- The layoffs will solely affect Akcea employees in the U.S., and primarily those working in field teams for Waylivra, according to a spokeswoman. Currently, the company employs around 270 staff.
The Food and Drug Administration made an uncommon move late last month.

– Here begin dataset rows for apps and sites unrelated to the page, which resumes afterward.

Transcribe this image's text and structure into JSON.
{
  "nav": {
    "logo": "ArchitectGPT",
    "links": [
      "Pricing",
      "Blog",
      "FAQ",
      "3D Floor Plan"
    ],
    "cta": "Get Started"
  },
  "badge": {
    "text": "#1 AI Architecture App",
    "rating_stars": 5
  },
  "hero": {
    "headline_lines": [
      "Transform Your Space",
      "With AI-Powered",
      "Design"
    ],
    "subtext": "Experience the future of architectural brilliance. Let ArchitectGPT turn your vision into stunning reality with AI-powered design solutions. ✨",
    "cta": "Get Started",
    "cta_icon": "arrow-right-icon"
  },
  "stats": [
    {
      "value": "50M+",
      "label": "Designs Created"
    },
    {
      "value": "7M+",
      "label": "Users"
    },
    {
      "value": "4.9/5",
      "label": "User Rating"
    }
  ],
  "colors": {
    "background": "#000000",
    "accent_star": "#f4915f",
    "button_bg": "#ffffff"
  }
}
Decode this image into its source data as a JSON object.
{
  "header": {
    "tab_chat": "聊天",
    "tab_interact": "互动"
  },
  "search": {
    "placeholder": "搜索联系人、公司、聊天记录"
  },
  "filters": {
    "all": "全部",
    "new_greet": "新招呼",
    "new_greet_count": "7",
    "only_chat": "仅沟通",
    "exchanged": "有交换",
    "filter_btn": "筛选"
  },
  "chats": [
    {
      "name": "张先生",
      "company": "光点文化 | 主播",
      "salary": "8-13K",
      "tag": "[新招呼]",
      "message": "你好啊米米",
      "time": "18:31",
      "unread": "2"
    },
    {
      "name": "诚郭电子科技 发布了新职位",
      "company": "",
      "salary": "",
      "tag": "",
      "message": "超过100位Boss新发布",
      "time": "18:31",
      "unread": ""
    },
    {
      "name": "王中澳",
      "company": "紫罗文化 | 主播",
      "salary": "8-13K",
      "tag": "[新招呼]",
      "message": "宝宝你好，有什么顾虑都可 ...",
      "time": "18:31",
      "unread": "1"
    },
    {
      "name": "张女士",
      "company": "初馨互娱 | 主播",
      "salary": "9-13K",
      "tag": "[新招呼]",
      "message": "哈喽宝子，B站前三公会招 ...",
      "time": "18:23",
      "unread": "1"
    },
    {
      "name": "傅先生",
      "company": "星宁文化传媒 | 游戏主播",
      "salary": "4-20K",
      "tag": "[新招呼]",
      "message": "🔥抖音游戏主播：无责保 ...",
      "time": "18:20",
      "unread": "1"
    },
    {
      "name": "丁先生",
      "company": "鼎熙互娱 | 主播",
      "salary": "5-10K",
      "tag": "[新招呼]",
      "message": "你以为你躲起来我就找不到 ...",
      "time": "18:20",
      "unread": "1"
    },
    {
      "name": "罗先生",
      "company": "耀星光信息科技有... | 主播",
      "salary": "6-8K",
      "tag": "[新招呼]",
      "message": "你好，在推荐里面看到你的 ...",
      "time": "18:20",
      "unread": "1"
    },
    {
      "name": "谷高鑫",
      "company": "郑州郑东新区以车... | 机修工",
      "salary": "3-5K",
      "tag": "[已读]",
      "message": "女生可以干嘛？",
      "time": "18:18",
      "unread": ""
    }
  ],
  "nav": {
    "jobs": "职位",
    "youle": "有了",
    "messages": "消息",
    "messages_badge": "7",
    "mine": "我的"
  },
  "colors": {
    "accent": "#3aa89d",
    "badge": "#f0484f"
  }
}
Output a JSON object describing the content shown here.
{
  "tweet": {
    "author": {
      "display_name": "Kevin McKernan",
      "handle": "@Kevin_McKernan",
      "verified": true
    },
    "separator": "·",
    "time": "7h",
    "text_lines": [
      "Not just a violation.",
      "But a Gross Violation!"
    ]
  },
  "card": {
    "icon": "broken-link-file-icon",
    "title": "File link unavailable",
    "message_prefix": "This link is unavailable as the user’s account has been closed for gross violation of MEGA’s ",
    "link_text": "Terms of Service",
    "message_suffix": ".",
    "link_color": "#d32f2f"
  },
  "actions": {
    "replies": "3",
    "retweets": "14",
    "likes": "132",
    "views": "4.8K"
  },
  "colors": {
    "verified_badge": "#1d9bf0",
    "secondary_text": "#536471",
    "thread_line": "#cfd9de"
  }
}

Though the agency typically follows the recommendations of its advisory committees, such as the one that voted 12-8 in favor of approving Waylivra (volanesorsen) for familial chylomicronemia syndrome (FCS), it swung the other on Ionis and Akcea's therapy, issuing a Complete Response Letter.
It's not entirely clear what problems the FDA had with Waylivra's approval application, but Akcea and Ionis plan meet with regulators to iron things out.
Still, the FDA's decision was a tough pill to swallow for Akcea, which had been gearing up for Waylivra's launch by expanding the field team responsible for marketing it. Akcea spent $32.4 million on general and administrative expenses during the second quarter, a more than five-fold increase from the same period a year prior that was mostly due to greater commercialization investment for Waylivra and its other main asset, Tegsedi (inotersen).
Now, those efforts will have to be pulled back.
"We remain very disappointed with the FDA decisions and are working with FDA to confirm a path forward for Waylivra," the company spokesperson wrote in an email to BioPharma Dive. "We express our appreciation of the incredible work that the Akcea team has done for the FCS community in our effort to develop Waylivra."